#### [What is being asked]
From the entries, copy out every line in which the word "Transaksi" is found.

#### [Listed entries]

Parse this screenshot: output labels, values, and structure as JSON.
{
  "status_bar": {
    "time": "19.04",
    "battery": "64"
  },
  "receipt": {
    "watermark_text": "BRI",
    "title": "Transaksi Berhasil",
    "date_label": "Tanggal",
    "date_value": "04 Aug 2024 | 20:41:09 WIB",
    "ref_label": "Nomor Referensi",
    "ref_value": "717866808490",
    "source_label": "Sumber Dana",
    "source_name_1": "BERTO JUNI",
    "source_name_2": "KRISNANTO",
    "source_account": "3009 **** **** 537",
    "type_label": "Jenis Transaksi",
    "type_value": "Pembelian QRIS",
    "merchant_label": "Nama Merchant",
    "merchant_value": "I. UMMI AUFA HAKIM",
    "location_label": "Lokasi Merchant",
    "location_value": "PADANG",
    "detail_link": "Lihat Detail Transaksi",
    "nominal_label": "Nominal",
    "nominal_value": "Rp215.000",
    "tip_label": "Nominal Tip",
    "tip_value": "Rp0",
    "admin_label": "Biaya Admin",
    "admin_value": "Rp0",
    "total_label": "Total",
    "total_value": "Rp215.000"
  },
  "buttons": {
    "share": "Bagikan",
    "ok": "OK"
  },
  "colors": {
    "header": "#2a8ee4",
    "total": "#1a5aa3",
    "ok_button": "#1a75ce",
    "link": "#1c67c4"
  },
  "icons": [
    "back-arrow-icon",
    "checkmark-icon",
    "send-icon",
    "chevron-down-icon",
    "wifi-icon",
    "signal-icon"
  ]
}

#### [Written answer]
    "title": "Transaksi Berhasil",
    "type_label": "Jenis Transaksi",
    "detail_link": "Lihat Detail Transaksi",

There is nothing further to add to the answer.